◆ **REQUIRED WORK**: The records below should be copied in full, exactly as shown.

- Opening Delimiter -

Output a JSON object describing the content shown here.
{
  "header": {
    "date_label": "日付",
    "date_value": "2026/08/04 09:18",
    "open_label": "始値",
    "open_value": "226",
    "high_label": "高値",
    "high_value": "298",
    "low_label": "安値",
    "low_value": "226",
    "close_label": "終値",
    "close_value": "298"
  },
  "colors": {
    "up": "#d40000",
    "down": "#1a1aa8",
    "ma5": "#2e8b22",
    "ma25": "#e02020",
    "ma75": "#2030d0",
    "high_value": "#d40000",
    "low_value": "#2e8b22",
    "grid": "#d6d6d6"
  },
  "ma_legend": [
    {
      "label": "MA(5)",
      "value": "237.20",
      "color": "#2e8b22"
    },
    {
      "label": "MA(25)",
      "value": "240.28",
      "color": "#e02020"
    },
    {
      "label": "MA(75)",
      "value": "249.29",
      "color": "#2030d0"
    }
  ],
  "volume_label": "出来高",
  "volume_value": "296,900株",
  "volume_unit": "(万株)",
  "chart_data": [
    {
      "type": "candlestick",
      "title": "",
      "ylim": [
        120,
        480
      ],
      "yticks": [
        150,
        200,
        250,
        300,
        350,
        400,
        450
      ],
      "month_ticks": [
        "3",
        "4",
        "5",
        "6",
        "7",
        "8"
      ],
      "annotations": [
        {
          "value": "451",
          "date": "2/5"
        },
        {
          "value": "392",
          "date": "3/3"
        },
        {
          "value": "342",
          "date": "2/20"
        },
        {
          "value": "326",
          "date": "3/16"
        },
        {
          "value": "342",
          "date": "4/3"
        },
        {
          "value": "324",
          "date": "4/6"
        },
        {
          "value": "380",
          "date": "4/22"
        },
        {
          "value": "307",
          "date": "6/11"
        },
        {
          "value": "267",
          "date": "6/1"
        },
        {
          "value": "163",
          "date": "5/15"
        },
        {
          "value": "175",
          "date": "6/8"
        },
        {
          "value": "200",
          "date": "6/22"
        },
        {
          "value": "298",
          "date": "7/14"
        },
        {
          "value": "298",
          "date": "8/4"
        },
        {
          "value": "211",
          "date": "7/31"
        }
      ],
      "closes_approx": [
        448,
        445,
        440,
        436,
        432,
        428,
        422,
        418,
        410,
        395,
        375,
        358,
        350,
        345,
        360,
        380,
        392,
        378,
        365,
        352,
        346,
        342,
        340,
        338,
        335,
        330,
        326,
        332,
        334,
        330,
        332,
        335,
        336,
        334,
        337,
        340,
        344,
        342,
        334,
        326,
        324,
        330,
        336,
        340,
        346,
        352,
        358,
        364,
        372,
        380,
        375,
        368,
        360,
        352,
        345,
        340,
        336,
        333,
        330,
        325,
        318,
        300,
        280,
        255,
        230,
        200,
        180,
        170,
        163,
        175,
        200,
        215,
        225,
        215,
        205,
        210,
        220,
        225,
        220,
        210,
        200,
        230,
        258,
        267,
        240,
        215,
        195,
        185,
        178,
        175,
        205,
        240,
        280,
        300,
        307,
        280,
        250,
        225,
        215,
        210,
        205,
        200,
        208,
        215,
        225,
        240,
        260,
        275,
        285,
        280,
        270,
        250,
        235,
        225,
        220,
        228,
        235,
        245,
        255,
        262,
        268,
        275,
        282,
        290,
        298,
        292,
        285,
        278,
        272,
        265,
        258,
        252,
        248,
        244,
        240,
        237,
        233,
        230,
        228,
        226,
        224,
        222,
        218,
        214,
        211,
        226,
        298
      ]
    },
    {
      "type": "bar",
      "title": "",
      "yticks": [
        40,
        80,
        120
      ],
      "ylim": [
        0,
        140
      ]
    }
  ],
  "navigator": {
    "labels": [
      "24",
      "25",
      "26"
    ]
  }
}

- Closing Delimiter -

◆ **TASK OUTPUT**:
Output a JSON object describing the content shown here.
{
  "header": {
    "date_label": "日付",
    "date_value": "2026/08/04 09:18",
    "open_label": "始値",
    "open_value": "226",
    "high_label": "高値",
    "high_value": "298",
    "low_label": "安値",
    "low_value": "226",
    "close_label": "終値",
    "close_value": "298"
  },
  "colors": {
    "up": "#d40000",
    "down": "#1a1aa8",
    "ma5": "#2e8b22",
    "ma25": "#e02020",
    "ma75": "#2030d0",
    "high_value": "#d40000",
    "low_value": "#2e8b22",
    "grid": "#d6d6d6"
  },
  "ma_legend": [
    {
      "label": "MA(5)",
      "value": "237.20",
      "color": "#2e8b22"
    },
    {
      "label": "MA(25)",
      "value": "240.28",
      "color": "#e02020"
    },
    {
      "label": "MA(75)",
      "value": "249.29",
      "color": "#2030d0"
    }
  ],
  "volume_label": "出来高",
  "volume_value": "296,900株",
  "volume_unit": "(万株)",
  "chart_data": [
    {
      "type": "candlestick",
      "title": "",
      "ylim": [
        120,
        480
      ],
      "yticks": [
        150,
        200,
        250,
        300,
        350,
        400,
        450
      ],
      "month_ticks": [
        "3",
        "4",
        "5",
        "6",
        "7",
        "8"
      ],
      "annotations": [
        {
          "value": "451",
          "date": "2/5"
        },
        {
          "value": "392",
          "date": "3/3"
        },
        {
          "value": "342",
          "date": "2/20"
        },
        {
          "value": "326",
          "date": "3/16"
        },
        {
          "value": "342",
          "date": "4/3"
        },
        {
          "value": "324",
          "date": "4/6"
        },
        {
          "value": "380",
          "date": "4/22"
        },
        {
          "value": "307",
          "date": "6/11"
        },
        {
          "value": "267",
          "date": "6/1"
        },
        {
          "value": "163",
          "date": "5/15"
        },
        {
          "value": "175",
          "date": "6/8"
        },
        {
          "value": "200",
          "date": "6/22"
        },
        {
          "value": "298",
          "date": "7/14"
        },
        {
          "value": "298",
          "date": "8/4"
        },
        {
          "value": "211",
          "date": "7/31"
        }
      ],
      "closes_approx": [
        448,
        445,
        440,
        436,
        432,
        428,
        422,
        418,
        410,
        395,
        375,
        358,
        350,
        345,
        360,
        380,
        392,
        378,
        365,
        352,
        346,
        342,
        340,
        338,
        335,
        330,
        326,
        332,
        334,
        330,
        332,
        335,
        336,
        334,
        337,
        340,
        344,
        342,
        334,
        326,
        324,
        330,
        336,
        340,
        346,
        352,
        358,
        364,
        372,
        380,
        375,
        368,
        360,
        352,
        345,
        340,
        336,
        333,
        330,
        325,
        318,
        300,
        280,
        255,
        230,
        200,
        180,
        170,
        163,
        175,
        200,
        215,
        225,
        215,
        205,
        210,
        220,
        225,
        220,
        210,
        200,
        230,
        258,
        267,
        240,
        215,
        195,
        185,
        178,
        175,
        205,
        240,
        280,
        300,
        307,
        280,
        250,
        225,
        215,
        210,
        205,
        200,
        208,
        215,
        225,
        240,
        260,
        275,
        285,
        280,
        270,
        250,
        235,
        225,
        220,
        228,
        235,
        245,
        255,
        262,
        268,
        275,
        282,
        290,
        298,
        292,
        285,
        278,
        272,
        265,
        258,
        252,
        248,
        244,
        240,
        237,
        233,
        230,
        228,
        226,
        224,
        222,
        218,
        214,
        211,
        226,
        298
      ]
    },
    {
      "type": "bar",
      "title": "",
      "yticks": [
        40,
        80,
        120
      ],
      "ylim": [
        0,
        140
      ]
    }
  ],
  "navigator": {
    "labels": [
      "24",
      "25",
      "26"
    ]
  }
}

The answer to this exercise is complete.